His entry into show business sounds like a tall tale, but Jonathan swore it was the truth: his art was going nowhere, so in 1948 his wife encouraged him to enter a local talent contest so he could replace a lost wristwatch. He won the contest and shortly thereafter became a disc jockey. Instead of simply playing records and giving the time/temperature/traffic, he began interspersing his “characters” on the air, and thus was born the Winters we all knew and loved.
He came to NYC in 1953 and got his big break in television, depending on what obit you read, on either Chance of a Lifetime with Dennis James in 1954, Arthur Godfrey's Talent Scouts, or Alistair Cooke’s Sunday morning program Omnibus. He soon became a regular guest on variety and talk shows.
The hosts who showcased him at his best were themselves the best: Steve Allen, Jack Paar, and Johnny Carson on the talk front, and Dean Martin and Andy Williams in variety. The reason was because he could literally take any simple prop and come up with a situation and character, in fact several situations and a multitude of characters. He was the first “prop comic” and pretty much the only one who was ever truly tolerable for more than a minute (Jon is not to be blamed for either Carrot Top or Gallagher):
Winters’ career was sidelined for a short time by his breakdowns in ’59 and ’61, but he returned with more frantic energy than ever shortly thereafter. I will move onto the clips here, but must lastly mention what was my single favorite thing about Jonathan: the fact that his improv was 100% legit (as opposed to the improv troupes that move immediately toward material they’ve prepared and performed before).
Winters impresses precisely because of the “gaps” in his bits, the moments where he’s not as funny. This was evident in the longer guest shots he did for Paar and Carson, in which the host would allow him to simply ramble on in character, to the point where he would seem to have lost his energy — and then a brilliant line would appear (or a look, or an odd noise).
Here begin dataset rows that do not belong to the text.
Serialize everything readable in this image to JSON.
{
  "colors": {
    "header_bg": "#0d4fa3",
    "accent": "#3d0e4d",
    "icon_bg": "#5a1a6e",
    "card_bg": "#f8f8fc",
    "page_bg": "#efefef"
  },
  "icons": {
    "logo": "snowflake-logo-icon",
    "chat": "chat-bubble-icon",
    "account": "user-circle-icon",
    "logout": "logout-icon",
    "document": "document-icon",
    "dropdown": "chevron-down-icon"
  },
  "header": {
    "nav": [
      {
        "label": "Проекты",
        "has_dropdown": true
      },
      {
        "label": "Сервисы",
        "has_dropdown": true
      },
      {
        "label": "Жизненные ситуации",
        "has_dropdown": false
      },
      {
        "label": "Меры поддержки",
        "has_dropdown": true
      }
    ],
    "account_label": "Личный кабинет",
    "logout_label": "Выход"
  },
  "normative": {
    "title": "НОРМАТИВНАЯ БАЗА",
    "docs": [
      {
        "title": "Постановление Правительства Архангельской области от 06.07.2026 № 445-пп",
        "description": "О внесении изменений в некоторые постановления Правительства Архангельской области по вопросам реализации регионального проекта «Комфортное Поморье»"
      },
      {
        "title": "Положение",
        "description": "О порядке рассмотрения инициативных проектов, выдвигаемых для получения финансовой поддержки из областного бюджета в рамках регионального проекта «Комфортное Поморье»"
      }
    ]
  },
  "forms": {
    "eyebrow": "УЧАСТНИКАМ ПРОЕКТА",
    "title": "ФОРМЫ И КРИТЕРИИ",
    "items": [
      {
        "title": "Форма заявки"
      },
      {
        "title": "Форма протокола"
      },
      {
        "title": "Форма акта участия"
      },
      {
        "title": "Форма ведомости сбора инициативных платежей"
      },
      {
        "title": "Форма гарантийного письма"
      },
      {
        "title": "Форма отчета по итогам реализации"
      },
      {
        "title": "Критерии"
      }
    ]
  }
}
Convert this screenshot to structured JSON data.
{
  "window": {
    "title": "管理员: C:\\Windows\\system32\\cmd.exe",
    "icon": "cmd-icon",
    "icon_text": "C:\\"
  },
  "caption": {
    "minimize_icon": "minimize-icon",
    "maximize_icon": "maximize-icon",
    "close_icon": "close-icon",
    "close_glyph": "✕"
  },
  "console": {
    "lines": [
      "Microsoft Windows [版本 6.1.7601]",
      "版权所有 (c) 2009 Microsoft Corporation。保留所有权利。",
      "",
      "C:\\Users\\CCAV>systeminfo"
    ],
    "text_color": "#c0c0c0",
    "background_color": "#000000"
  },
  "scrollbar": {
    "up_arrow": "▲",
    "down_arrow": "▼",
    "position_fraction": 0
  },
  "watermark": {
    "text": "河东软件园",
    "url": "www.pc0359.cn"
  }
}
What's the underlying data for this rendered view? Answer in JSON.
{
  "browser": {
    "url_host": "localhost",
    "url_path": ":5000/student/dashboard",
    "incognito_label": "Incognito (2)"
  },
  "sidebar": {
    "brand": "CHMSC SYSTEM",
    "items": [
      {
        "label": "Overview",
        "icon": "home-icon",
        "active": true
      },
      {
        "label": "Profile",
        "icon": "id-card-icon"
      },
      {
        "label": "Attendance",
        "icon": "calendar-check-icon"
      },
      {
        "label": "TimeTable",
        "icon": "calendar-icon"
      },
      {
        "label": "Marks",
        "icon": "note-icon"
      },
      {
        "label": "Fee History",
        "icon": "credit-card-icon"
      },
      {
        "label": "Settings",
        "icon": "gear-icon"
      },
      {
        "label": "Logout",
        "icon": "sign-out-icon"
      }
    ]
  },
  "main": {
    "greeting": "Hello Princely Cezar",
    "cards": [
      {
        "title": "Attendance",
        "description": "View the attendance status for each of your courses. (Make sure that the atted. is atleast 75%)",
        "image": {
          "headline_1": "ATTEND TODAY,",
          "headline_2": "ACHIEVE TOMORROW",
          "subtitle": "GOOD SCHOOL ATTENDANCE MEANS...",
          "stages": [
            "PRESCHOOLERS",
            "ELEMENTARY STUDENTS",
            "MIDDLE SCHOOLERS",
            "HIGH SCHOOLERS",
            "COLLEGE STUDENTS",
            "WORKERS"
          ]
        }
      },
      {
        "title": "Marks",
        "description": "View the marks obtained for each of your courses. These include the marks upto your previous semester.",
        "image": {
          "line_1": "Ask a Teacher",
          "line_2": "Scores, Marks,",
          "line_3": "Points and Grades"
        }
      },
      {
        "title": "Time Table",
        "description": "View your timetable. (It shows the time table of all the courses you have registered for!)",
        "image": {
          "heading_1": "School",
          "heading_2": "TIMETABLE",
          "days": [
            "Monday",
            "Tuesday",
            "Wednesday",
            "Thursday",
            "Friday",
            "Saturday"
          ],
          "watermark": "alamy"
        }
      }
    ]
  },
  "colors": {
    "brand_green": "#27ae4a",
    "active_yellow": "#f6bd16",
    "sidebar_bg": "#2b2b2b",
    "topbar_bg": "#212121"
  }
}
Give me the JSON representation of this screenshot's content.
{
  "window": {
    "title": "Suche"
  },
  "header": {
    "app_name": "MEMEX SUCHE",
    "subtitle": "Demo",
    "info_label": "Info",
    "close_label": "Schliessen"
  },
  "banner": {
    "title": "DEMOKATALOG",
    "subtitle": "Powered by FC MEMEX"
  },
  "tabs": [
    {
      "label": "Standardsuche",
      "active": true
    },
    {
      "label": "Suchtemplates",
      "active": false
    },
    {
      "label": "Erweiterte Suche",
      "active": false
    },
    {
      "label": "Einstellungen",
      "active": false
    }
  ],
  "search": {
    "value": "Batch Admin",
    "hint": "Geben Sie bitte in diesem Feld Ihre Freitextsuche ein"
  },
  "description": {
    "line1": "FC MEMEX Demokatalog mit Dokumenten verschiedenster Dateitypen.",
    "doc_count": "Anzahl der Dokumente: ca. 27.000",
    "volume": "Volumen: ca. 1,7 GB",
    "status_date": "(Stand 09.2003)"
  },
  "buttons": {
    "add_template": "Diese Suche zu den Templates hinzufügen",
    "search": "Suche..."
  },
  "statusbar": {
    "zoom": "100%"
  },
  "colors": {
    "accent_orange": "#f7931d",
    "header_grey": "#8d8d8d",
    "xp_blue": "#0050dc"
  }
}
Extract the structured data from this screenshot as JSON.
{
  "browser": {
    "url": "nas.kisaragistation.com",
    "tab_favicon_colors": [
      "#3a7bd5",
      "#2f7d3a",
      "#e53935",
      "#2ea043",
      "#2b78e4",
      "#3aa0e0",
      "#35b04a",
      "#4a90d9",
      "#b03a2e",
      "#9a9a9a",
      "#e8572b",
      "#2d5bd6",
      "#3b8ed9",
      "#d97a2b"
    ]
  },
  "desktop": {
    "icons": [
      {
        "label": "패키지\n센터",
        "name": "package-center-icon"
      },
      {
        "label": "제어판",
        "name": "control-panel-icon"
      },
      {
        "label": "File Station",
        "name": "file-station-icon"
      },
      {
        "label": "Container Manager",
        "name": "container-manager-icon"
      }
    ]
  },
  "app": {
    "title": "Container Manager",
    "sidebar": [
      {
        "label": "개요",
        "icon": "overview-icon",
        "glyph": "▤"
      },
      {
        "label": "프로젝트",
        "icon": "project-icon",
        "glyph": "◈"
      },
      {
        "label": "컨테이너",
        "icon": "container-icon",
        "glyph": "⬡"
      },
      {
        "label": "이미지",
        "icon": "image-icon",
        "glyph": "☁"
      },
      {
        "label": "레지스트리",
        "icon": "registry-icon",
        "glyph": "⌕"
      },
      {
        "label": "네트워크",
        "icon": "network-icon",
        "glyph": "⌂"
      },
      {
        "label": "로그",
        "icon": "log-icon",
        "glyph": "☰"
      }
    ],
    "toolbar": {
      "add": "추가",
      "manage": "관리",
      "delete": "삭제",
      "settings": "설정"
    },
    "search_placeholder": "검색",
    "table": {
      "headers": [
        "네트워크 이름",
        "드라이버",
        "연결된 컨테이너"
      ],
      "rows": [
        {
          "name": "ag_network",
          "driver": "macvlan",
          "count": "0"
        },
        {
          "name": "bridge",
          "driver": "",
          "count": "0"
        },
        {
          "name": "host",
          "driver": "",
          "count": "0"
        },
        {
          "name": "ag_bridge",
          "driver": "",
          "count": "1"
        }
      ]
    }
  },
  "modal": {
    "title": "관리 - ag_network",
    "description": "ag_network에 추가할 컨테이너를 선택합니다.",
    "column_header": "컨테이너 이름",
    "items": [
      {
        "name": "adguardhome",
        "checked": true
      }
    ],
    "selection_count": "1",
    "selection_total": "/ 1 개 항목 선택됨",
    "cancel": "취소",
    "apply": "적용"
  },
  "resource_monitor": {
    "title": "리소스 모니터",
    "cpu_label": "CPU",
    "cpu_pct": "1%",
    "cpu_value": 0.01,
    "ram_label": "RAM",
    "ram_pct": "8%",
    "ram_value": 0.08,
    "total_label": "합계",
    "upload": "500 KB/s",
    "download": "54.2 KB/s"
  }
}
It was this particular aspect of what Jonathan did that made him so incredibly unique, the fact that his improv was true ad-libbing, it went “up” and it went “down.” The fact that he recovered and would suddenly throw in something brilliantly funny was the essence of his art.
The single best intro to Jonathan’s imagination is this mega-montage put together when he was presented with a Lifetime Achievement Award in 2003 at the now–defunct Orinda Film Festival in Ordina, Calif.
The first part features Jon in a new interview saying the reason he improv’ed SO much was that “I get bored with my material.” This montage also includes him doing Maude Frickert and has one of the many “missing” (online) Andy Williams Show appearances, where he does the costumes-and-prop deal with Andy. Also included is the golden moment on Paar where he was presented with a simple stick and came up with a few minutes of material and several different characters.
The second montage from the Orinda fest contains outtakes of Jon ad-libbing a commercial for eggs and a terrific segment from The Rosey Grier Show (1969-70), in which Jon does his “black voice.” Today this would be deemed un-p.c. and offensive, but Jon cast his net wide and did a host of voices, so he didn’t leave any group out. You’ll notice Rosey is cracking up, so what he’s doing is not offensive, it’s known as true improv. On the level of genius.